July 26, 2018 /Giada Girelli.
This summer, Sri Lanka’s president, Maithripala Sirisena, defiantly announced that he could end the country’s 42-year moratorium on the death penalty and sign off on the execution of convicted drug traffickers alleged to be running illegal operations from their prison cells.
More disturbing, a government spokesperson added that the country will try and “replicate the success” of the Philippines government’s drug war, a bloody crackdown that is estimated to have claimed over 12,000 lives since President Rodrigo Duterte took office in 2016. Many of these deaths are extrajudicial killings.
The degradation of human rights under Duterte hardly deserves replication, and the Human Rights Commission of Sri Lanka has expressed its dismay that any “cruel and inhumane” punishment is being considered. The EU and other diplomatic missions have also warned against imposing the death penalty due to its “[incompatibility] with human dignity.”
Unfortunately, Sirisena dismissed these concerns and stated he will convene the judiciary, law enforcement, and prison officials this week to decide which people will be executed first.
If Sirisena is successful in breaking Sri Lanka’s four-decade hold on executing people, he will drag Sri Lanka to the extreme fringe of the international community, aligning it with countries that violate international human rights law by implementing the death penalty for drug offenses, such as China and Saudi Arabia.
Sri Lanka is sadly not alone in its willingness to join this group. The Bangladesh government is moving to expand application of the death penalty for drug offenses, as is India’s Punjab state government, and Duterte continues to push for reinstatement of the death penalty in the Philippines. Even the president of the United States came out in favor of this draconian policy earlier this year.
All of these governments have trotted out the familiar fallacy that there’s a need to “get tough” in response to drug-related crime. Not only is such justification based on inflated or unreliable data, but there is no proof that imposing the death penalty has any effect on drug use or trafficking.

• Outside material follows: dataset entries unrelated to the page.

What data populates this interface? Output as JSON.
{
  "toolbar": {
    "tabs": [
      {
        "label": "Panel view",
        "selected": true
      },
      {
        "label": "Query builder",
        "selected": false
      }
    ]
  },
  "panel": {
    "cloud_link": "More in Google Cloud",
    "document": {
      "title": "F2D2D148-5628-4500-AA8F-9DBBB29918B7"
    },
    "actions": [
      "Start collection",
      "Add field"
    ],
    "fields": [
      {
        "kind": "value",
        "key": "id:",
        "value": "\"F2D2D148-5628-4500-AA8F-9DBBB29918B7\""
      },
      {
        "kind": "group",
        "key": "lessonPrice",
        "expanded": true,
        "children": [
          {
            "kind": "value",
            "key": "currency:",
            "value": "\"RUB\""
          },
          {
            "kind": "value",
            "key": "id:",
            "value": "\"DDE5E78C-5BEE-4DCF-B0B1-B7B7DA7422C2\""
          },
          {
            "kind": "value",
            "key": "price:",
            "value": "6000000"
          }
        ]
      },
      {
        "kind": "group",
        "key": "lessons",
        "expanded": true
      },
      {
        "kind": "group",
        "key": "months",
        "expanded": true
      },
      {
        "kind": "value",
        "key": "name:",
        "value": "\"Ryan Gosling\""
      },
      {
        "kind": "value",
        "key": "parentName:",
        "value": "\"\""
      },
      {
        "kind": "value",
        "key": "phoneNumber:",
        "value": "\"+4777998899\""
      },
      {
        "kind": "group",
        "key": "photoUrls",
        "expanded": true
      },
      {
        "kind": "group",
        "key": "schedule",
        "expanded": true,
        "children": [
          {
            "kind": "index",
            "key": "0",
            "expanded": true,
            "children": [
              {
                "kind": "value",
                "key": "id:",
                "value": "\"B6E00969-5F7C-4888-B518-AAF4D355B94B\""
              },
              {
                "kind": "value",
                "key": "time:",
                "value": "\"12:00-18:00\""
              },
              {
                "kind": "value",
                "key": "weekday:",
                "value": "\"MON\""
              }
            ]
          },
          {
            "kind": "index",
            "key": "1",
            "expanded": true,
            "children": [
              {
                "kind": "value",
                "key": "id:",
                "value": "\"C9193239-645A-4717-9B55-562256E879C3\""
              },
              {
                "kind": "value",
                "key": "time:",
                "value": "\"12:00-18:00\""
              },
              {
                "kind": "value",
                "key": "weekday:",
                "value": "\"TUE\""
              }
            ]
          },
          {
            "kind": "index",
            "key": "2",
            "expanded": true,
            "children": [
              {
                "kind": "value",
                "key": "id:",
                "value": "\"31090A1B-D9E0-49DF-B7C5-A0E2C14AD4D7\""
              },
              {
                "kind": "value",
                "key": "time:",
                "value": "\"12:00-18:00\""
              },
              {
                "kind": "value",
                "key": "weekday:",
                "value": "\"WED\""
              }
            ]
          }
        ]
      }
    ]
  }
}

So what are the consequences of the death penalty, if not a hindrance to the drug trade? Beyond being barbaric in practice, the death penalty is disproportionately imposed on the poor and most vulnerable; most of those sentenced to death are not kingpins but rather low-level drug couriers. Further, the death penalty demonizes people who use drugs and enables an environment of discrimination and abuse toward this group.
Perhaps most disheartening is the fact that Sri Lanka’s move is going against the global trend away from using the death penalty for drugs offenses.
As detailed in Harm Reduction International’s most recent research on this topic, only a minority of the 33 countries that have the death penalty for drug-related crimes actively execute people. As more countries continue to restrict use of the death penalty, executions have more than halved since 2015, falling from 718 in 2015 to 280 in 2017.
For example, Malaysia and Thailand—both of whom were once among the worst offenders in this respect— recently passed legislation which in practice restricts the application of capital punishment. Even the hard-line government of Iran, which until last year executed hundreds of people, recently passed a legislative amendment raising the minimum quantity of drugs required to incur capital punishment. Executions have since dropped 99 percent, and a judicial review into the death and life sentences of thousands of people is underway.
This move away from the death penalty could be seen as an acknowledgement that it is completely ineffective in curbing the drug trade. The UN Office on Drugs and Crime admitted, in its 2018 World Drug Report, that the global drug trade continues to flourish, stating that “both the range of drugs and drug markets are expanding and diversifying as never before,” with “production of opium and manufacture of cocaine at the highest levels ever recorded.”
If Sri Lanka is serious about protecting the health of its population from drugs—and not tarnishing its international reputation—its government must abandon any plan to resort to executions.
Harm Reduction International is a grantee of the Open Society Foundations.